__Supplied records__:
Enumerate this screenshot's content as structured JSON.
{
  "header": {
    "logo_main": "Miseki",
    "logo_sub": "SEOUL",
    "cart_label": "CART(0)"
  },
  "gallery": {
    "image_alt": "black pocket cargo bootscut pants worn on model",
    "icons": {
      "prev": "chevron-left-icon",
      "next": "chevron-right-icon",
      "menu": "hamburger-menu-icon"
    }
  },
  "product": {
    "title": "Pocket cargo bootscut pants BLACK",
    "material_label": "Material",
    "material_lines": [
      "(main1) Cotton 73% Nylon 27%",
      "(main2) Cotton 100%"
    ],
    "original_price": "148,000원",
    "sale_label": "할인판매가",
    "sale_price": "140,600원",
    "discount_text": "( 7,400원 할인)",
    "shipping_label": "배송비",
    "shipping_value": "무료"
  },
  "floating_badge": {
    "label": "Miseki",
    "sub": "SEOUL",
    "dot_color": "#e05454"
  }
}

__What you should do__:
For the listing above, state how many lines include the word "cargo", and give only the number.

__Output for this exercise__:
2